YOUR TASK
An exact copy of all the entries below is what this task needs.

==================================================

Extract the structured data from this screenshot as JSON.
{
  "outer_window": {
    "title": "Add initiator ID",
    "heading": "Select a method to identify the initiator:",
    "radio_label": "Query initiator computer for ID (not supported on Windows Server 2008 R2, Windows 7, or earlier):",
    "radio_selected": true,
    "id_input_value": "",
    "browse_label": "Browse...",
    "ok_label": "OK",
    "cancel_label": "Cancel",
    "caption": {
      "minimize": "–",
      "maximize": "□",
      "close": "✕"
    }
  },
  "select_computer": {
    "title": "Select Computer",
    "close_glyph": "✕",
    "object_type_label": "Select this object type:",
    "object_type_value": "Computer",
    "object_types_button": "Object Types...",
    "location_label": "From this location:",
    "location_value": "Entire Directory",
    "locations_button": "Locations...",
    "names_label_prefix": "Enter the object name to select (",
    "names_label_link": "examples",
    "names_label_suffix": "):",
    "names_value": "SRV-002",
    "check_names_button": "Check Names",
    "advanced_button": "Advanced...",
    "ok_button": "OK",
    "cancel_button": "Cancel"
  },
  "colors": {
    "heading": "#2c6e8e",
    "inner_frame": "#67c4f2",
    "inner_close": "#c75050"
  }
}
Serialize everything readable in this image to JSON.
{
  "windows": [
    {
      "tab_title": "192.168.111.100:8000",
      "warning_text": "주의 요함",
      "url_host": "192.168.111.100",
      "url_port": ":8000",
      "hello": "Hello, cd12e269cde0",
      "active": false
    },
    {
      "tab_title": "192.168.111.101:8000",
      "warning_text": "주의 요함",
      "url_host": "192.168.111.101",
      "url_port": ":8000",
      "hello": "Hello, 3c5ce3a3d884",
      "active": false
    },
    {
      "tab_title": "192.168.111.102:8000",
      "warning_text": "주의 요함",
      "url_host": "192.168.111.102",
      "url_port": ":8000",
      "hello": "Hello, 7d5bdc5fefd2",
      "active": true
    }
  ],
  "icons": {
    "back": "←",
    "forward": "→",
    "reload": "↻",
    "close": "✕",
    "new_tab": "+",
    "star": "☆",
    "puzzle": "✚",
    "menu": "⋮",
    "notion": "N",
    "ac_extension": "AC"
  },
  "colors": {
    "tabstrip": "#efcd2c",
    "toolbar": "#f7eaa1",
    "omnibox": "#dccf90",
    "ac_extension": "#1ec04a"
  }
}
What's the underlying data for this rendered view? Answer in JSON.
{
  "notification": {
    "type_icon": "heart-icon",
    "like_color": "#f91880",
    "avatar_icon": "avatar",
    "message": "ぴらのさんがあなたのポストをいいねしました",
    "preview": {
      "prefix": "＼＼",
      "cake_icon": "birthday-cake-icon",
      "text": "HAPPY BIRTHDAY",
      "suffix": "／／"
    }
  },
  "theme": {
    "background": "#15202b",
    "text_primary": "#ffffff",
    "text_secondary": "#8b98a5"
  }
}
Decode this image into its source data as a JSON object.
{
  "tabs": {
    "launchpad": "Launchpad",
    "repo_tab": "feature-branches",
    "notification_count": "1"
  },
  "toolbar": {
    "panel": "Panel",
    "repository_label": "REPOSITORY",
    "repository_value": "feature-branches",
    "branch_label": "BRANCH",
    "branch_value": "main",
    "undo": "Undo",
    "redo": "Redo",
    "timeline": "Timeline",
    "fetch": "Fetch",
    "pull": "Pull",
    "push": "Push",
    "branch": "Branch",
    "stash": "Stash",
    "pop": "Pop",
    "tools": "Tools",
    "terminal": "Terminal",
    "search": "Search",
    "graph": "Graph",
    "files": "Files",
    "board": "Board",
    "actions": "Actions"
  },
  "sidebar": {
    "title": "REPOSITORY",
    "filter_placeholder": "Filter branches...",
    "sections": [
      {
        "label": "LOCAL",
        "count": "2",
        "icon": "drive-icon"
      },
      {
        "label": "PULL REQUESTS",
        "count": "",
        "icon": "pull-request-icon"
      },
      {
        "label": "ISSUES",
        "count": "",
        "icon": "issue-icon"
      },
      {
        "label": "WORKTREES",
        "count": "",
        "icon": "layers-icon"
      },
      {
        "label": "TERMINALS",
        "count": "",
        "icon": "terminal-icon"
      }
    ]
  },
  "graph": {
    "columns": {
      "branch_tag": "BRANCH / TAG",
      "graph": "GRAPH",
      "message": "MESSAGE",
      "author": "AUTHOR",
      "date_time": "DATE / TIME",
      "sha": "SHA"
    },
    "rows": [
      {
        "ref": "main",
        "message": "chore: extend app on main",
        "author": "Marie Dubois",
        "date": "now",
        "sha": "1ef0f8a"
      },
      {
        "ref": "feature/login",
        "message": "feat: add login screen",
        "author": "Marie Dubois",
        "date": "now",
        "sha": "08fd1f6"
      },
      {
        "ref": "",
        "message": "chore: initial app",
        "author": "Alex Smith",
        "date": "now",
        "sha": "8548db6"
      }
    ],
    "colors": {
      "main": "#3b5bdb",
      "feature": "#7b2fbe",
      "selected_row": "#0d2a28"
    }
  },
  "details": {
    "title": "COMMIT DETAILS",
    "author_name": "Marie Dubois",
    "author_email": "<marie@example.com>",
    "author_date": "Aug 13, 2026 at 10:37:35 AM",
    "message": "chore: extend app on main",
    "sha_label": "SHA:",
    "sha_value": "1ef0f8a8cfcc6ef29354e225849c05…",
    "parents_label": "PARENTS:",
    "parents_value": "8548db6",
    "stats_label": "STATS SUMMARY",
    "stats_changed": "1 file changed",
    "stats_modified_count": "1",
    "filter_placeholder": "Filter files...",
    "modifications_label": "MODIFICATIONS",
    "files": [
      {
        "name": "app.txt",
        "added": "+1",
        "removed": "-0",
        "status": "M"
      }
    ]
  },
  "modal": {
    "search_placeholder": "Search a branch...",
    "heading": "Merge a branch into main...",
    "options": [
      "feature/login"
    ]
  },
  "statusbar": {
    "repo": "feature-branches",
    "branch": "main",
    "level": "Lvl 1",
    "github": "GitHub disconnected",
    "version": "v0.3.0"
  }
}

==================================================

SOLVED PROBLEM
Extract the structured data from this screenshot as JSON.
{
  "outer_window": {
    "title": "Add initiator ID",
    "heading": "Select a method to identify the initiator:",
    "radio_label": "Query initiator computer for ID (not supported on Windows Server 2008 R2, Windows 7, or earlier):",
    "radio_selected": true,
    "id_input_value": "",
    "browse_label": "Browse...",
    "ok_label": "OK",
    "cancel_label": "Cancel",
    "caption": {
      "minimize": "–",
      "maximize": "□",
      "close": "✕"
    }
  },
  "select_computer": {
    "title": "Select Computer",
    "close_glyph": "✕",
    "object_type_label": "Select this object type:",
    "object_type_value": "Computer",
    "object_types_button": "Object Types...",
    "location_label": "From this location:",
    "location_value": "Entire Directory",
    "locations_button": "Locations...",
    "names_label_prefix": "Enter the object name to select (",
    "names_label_link": "examples",
    "names_label_suffix": "):",
    "names_value": "SRV-002",
    "check_names_button": "Check Names",
    "advanced_button": "Advanced...",
    "ok_button": "OK",
    "cancel_button": "Cancel"
  },
  "colors": {
    "heading": "#2c6e8e",
    "inner_frame": "#67c4f2",
    "inner_close": "#c75050"
  }
}
Serialize everything readable in this image to JSON.
{
  "windows": [
    {
      "tab_title": "192.168.111.100:8000",
      "warning_text": "주의 요함",
      "url_host": "192.168.111.100",
      "url_port": ":8000",
      "hello": "Hello, cd12e269cde0",
      "active": false
    },
    {
      "tab_title": "192.168.111.101:8000",
      "warning_text": "주의 요함",
      "url_host": "192.168.111.101",
      "url_port": ":8000",
      "hello": "Hello, 3c5ce3a3d884",
      "active": false
    },
    {
      "tab_title": "192.168.111.102:8000",
      "warning_text": "주의 요함",
      "url_host": "192.168.111.102",
      "url_port": ":8000",
      "hello": "Hello, 7d5bdc5fefd2",
      "active": true
    }
  ],
  "icons": {
    "back": "←",
    "forward": "→",
    "reload": "↻",
    "close": "✕",
    "new_tab": "+",
    "star": "☆",
    "puzzle": "✚",
    "menu": "⋮",
    "notion": "N",
    "ac_extension": "AC"
  },
  "colors": {
    "tabstrip": "#efcd2c",
    "toolbar": "#f7eaa1",
    "omnibox": "#dccf90",
    "ac_extension": "#1ec04a"
  }
}
What's the underlying data for this rendered view? Answer in JSON.
{
  "notification": {
    "type_icon": "heart-icon",
    "like_color": "#f91880",
    "avatar_icon": "avatar",
    "message": "ぴらのさんがあなたのポストをいいねしました",
    "preview": {
      "prefix": "＼＼",
      "cake_icon": "birthday-cake-icon",
      "text": "HAPPY BIRTHDAY",
      "suffix": "／／"
    }
  },
  "theme": {
    "background": "#15202b",
    "text_primary": "#ffffff",
    "text_secondary": "#8b98a5"
  }
}
Decode this image into its source data as a JSON object.
{
  "tabs": {
    "launchpad": "Launchpad",
    "repo_tab": "feature-branches",
    "notification_count": "1"
  },
  "toolbar": {
    "panel": "Panel",
    "repository_label": "REPOSITORY",
    "repository_value": "feature-branches",
    "branch_label": "BRANCH",
    "branch_value": "main",
    "undo": "Undo",
    "redo": "Redo",
    "timeline": "Timeline",
    "fetch": "Fetch",
    "pull": "Pull",
    "push": "Push",
    "branch": "Branch",
    "stash": "Stash",
    "pop": "Pop",
    "tools": "Tools",
    "terminal": "Terminal",
    "search": "Search",
    "graph": "Graph",
    "files": "Files",
    "board": "Board",
    "actions": "Actions"
  },
  "sidebar": {
    "title": "REPOSITORY",
    "filter_placeholder": "Filter branches...",
    "sections": [
      {
        "label": "LOCAL",
        "count": "2",
        "icon": "drive-icon"
      },
      {
        "label": "PULL REQUESTS",
        "count": "",
        "icon": "pull-request-icon"
      },
      {
        "label": "ISSUES",
        "count": "",
        "icon": "issue-icon"
      },
      {
        "label": "WORKTREES",
        "count": "",
        "icon": "layers-icon"
      },
      {
        "label": "TERMINALS",
        "count": "",
        "icon": "terminal-icon"
      }
    ]
  },
  "graph": {
    "columns": {
      "branch_tag": "BRANCH / TAG",
      "graph": "GRAPH",
      "message": "MESSAGE",
      "author": "AUTHOR",
      "date_time": "DATE / TIME",
      "sha": "SHA"
    },
    "rows": [
      {
        "ref": "main",
        "message": "chore: extend app on main",
        "author": "Marie Dubois",
        "date": "now",
        "sha": "1ef0f8a"
      },
      {
        "ref": "feature/login",
        "message": "feat: add login screen",
        "author": "Marie Dubois",
        "date": "now",
        "sha": "08fd1f6"
      },
      {
        "ref": "",
        "message": "chore: initial app",
        "author": "Alex Smith",
        "date": "now",
        "sha": "8548db6"
      }
    ],
    "colors": {
      "main": "#3b5bdb",
      "feature": "#7b2fbe",
      "selected_row": "#0d2a28"
    }
  },
  "details": {
    "title": "COMMIT DETAILS",
    "author_name": "Marie Dubois",
    "author_email": "<marie@example.com>",
    "author_date": "Aug 13, 2026 at 10:37:35 AM",
    "message": "chore: extend app on main",
    "sha_label": "SHA:",
    "sha_value": "1ef0f8a8cfcc6ef29354e225849c05…",
    "parents_label": "PARENTS:",
    "parents_value": "8548db6",
    "stats_label": "STATS SUMMARY",
    "stats_changed": "1 file changed",
    "stats_modified_count": "1",
    "filter_placeholder": "Filter files...",
    "modifications_label": "MODIFICATIONS",
    "files": [
      {
        "name": "app.txt",
        "added": "+1",
        "removed": "-0",
        "status": "M"
      }
    ]
  },
  "modal": {
    "search_placeholder": "Search a branch...",
    "heading": "Merge a branch into main...",
    "options": [
      "feature/login"
    ]
  },
  "statusbar": {
    "repo": "feature-branches",
    "branch": "main",
    "level": "Lvl 1",
    "github": "GitHub disconnected",
    "version": "v0.3.0"
  }
}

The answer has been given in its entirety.